> _WORK INSTRUCTION_
Hunt for the word "سېتىلىشى" across the entries below, copying each line that holds it.

> _DATASET RECORDS_
=== Begin Enclosure ===

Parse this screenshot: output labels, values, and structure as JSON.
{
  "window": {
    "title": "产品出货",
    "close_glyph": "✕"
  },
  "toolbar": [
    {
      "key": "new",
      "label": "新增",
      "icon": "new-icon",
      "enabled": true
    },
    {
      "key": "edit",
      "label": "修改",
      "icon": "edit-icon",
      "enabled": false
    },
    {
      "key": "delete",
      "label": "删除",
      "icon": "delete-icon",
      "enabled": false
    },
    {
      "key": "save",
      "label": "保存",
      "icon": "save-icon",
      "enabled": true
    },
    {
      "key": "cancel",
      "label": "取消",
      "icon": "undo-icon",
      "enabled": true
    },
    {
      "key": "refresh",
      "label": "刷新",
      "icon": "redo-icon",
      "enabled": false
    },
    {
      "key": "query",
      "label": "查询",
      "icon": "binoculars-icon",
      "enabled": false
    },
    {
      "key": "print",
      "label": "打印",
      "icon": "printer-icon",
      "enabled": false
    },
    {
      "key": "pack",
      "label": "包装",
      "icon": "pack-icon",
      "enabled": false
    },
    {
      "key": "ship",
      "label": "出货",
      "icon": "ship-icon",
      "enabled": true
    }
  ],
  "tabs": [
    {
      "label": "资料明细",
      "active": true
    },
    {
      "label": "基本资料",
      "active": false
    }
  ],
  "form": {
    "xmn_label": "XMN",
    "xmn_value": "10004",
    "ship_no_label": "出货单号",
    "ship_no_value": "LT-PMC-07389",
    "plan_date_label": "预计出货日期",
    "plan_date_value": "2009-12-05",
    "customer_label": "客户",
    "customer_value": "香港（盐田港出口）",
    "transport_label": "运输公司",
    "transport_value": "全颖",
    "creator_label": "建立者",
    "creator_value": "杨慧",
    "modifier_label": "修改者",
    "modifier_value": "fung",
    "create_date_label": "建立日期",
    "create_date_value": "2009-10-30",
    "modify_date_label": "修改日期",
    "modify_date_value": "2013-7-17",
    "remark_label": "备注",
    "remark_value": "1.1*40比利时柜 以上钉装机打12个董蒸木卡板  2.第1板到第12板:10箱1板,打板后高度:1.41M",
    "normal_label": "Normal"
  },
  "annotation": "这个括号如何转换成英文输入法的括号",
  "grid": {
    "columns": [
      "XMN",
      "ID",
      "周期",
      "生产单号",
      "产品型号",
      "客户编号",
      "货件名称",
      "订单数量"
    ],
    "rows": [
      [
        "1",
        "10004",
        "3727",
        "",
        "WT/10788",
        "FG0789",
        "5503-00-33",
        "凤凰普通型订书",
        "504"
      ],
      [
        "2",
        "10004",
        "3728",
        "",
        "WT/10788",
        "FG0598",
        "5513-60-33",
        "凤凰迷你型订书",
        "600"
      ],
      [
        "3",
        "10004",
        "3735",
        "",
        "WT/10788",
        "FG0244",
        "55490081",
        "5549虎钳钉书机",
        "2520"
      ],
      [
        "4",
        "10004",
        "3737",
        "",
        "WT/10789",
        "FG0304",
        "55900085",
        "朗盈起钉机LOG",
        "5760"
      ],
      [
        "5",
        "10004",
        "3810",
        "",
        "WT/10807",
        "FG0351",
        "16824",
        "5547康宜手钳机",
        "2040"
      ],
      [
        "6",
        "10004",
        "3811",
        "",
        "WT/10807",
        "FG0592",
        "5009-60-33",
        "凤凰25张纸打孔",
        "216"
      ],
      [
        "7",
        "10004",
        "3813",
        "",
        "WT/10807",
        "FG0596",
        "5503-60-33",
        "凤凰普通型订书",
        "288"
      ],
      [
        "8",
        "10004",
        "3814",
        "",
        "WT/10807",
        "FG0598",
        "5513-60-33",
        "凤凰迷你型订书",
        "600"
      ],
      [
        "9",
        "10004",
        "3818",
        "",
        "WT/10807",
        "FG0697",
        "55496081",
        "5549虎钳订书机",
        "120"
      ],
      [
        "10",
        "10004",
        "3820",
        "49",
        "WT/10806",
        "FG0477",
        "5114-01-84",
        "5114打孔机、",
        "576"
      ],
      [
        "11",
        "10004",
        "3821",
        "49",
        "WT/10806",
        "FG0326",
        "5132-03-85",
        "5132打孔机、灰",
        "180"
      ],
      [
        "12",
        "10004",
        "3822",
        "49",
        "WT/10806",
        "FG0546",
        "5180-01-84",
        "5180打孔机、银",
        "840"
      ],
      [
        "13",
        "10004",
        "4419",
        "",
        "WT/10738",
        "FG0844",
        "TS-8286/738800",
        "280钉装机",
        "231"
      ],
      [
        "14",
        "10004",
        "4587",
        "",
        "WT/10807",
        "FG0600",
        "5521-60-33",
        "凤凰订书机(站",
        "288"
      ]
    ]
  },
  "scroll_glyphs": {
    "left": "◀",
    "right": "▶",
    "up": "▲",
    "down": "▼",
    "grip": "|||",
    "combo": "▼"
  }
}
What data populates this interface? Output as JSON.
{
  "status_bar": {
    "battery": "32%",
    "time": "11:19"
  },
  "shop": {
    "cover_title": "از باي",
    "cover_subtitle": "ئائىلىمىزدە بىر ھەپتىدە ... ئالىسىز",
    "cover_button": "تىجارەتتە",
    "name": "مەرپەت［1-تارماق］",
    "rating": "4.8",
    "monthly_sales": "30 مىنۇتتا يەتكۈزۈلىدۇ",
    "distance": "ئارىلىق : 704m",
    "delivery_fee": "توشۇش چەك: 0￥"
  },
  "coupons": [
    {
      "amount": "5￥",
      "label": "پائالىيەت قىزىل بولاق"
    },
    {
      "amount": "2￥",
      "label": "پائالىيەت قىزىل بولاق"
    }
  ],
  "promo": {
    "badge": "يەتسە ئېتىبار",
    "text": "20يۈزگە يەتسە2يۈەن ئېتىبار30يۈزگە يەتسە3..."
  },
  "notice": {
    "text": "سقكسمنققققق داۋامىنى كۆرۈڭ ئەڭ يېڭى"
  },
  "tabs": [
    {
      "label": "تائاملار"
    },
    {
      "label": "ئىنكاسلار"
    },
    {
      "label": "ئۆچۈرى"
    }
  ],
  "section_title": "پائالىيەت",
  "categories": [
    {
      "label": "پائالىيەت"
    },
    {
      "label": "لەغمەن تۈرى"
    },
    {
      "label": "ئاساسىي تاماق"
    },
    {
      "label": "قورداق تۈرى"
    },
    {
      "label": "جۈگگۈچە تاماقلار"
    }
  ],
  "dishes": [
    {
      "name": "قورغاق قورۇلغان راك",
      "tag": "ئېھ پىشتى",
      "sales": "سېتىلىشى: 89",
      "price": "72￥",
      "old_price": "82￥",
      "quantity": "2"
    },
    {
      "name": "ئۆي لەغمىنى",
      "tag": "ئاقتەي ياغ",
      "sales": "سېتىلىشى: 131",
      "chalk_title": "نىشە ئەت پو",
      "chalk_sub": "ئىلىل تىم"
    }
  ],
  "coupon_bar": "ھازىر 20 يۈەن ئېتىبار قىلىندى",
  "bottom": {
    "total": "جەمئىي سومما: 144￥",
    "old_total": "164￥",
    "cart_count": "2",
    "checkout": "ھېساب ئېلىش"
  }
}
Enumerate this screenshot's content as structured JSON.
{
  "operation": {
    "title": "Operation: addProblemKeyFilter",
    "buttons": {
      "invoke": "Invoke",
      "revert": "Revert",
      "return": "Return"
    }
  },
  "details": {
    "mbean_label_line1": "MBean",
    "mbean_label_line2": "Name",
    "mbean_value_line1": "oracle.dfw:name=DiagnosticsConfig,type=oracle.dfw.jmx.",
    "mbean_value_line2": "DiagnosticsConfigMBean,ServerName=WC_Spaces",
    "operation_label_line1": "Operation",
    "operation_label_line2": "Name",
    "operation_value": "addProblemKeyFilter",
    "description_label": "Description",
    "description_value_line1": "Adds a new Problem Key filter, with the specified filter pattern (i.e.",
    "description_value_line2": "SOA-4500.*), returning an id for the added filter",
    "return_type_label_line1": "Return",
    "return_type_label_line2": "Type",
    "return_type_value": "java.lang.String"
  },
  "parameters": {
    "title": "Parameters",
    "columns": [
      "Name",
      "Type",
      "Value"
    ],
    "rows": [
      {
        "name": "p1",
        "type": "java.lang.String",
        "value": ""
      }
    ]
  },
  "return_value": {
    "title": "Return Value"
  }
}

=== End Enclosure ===

> _ANSWER AREA_
      "sales": "سېتىلىشى: 89",
      "sales": "سېتىلىشى: 131",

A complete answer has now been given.